:: What needs to be done ::
Your copy should match the entries exactly, with the pictures left out.

:: Given data ::
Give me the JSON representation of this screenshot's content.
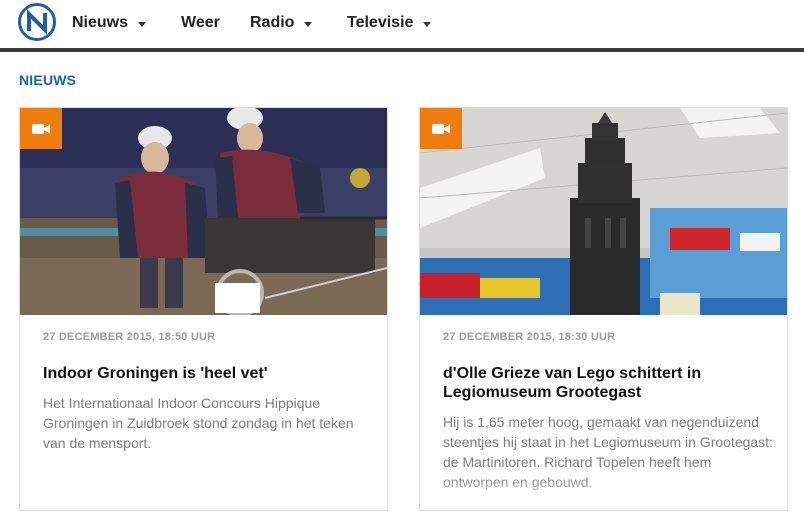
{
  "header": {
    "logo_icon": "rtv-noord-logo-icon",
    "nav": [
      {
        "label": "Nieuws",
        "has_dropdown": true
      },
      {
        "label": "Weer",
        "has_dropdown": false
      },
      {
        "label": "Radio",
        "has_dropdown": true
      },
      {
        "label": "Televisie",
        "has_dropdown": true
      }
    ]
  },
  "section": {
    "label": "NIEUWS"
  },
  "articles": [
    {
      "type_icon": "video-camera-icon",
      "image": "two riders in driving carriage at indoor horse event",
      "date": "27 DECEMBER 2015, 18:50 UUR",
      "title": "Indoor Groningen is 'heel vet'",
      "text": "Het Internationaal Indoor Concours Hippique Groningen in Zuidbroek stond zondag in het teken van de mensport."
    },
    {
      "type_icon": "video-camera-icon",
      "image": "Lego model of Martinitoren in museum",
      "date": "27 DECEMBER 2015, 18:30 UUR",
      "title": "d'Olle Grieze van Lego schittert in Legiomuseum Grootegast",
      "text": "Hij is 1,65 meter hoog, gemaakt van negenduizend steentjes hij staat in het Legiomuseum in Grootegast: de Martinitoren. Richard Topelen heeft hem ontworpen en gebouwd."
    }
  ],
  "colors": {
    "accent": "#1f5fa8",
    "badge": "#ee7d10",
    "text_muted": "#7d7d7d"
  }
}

:: Task result ::
Give me the JSON representation of this screenshot's content.
{
  "header": {
    "logo_icon": "rtv-noord-logo-icon",
    "nav": [
      {
        "label": "Nieuws",
        "has_dropdown": true
      },
      {
        "label": "Weer",
        "has_dropdown": false
      },
      {
        "label": "Radio",
        "has_dropdown": true
      },
      {
        "label": "Televisie",
        "has_dropdown": true
      }
    ]
  },
  "section": {
    "label": "NIEUWS"
  },
  "articles": [
    {
      "type_icon": "video-camera-icon",
      "image": "two riders in driving carriage at indoor horse event",
      "date": "27 DECEMBER 2015, 18:50 UUR",
      "title": "Indoor Groningen is 'heel vet'",
      "text": "Het Internationaal Indoor Concours Hippique Groningen in Zuidbroek stond zondag in het teken van de mensport."
    },
    {
      "type_icon": "video-camera-icon",
      "image": "Lego model of Martinitoren in museum",
      "date": "27 DECEMBER 2015, 18:30 UUR",
      "title": "d'Olle Grieze van Lego schittert in Legiomuseum Grootegast",
      "text": "Hij is 1,65 meter hoog, gemaakt van negenduizend steentjes hij staat in het Legiomuseum in Grootegast: de Martinitoren. Richard Topelen heeft hem ontworpen en gebouwd."
    }
  ],
  "colors": {
    "accent": "#1f5fa8",
    "badge": "#ee7d10",
    "text_muted": "#7d7d7d"
  }
}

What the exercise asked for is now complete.